Pull out each line of the records holding the string "desc".

--

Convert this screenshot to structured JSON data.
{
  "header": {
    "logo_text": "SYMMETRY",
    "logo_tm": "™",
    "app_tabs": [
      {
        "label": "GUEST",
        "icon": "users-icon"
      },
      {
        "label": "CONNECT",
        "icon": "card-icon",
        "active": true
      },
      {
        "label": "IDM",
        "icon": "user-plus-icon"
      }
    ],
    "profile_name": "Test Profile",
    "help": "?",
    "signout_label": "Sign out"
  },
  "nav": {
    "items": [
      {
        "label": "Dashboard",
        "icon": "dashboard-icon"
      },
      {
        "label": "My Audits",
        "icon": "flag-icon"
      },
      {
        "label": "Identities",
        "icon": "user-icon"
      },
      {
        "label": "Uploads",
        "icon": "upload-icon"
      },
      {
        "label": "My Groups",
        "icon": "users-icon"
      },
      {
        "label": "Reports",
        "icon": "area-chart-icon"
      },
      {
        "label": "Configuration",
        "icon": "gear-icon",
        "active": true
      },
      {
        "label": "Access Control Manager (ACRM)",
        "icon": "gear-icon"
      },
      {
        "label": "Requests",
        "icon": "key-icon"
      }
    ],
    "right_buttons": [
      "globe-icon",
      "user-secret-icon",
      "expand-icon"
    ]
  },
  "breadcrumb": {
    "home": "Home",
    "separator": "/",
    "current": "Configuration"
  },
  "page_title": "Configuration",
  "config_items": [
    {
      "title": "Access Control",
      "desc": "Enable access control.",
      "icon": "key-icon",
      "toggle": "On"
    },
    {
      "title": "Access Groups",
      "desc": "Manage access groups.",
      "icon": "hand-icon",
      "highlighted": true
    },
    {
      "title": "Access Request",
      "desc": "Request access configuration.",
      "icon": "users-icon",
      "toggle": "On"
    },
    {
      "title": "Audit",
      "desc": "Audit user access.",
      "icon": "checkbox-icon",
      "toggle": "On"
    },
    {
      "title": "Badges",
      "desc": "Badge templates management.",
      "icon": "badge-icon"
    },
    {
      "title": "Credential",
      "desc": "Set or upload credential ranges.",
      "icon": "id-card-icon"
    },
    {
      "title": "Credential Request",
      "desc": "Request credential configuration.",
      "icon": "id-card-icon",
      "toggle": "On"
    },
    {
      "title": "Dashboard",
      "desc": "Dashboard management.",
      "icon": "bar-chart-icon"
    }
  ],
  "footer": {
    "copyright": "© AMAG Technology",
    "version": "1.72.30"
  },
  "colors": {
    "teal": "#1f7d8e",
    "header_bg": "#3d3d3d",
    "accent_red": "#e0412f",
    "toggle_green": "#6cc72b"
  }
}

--

OUTPUT BELOW »
      "desc": "Enable access control.",
      "desc": "Manage access groups.",
      "desc": "Request access configuration.",
      "desc": "Audit user access.",
      "desc": "Badge templates management.",
      "desc": "Set or upload credential ranges.",
      "desc": "Request credential configuration.",
      "desc": "Dashboard management.",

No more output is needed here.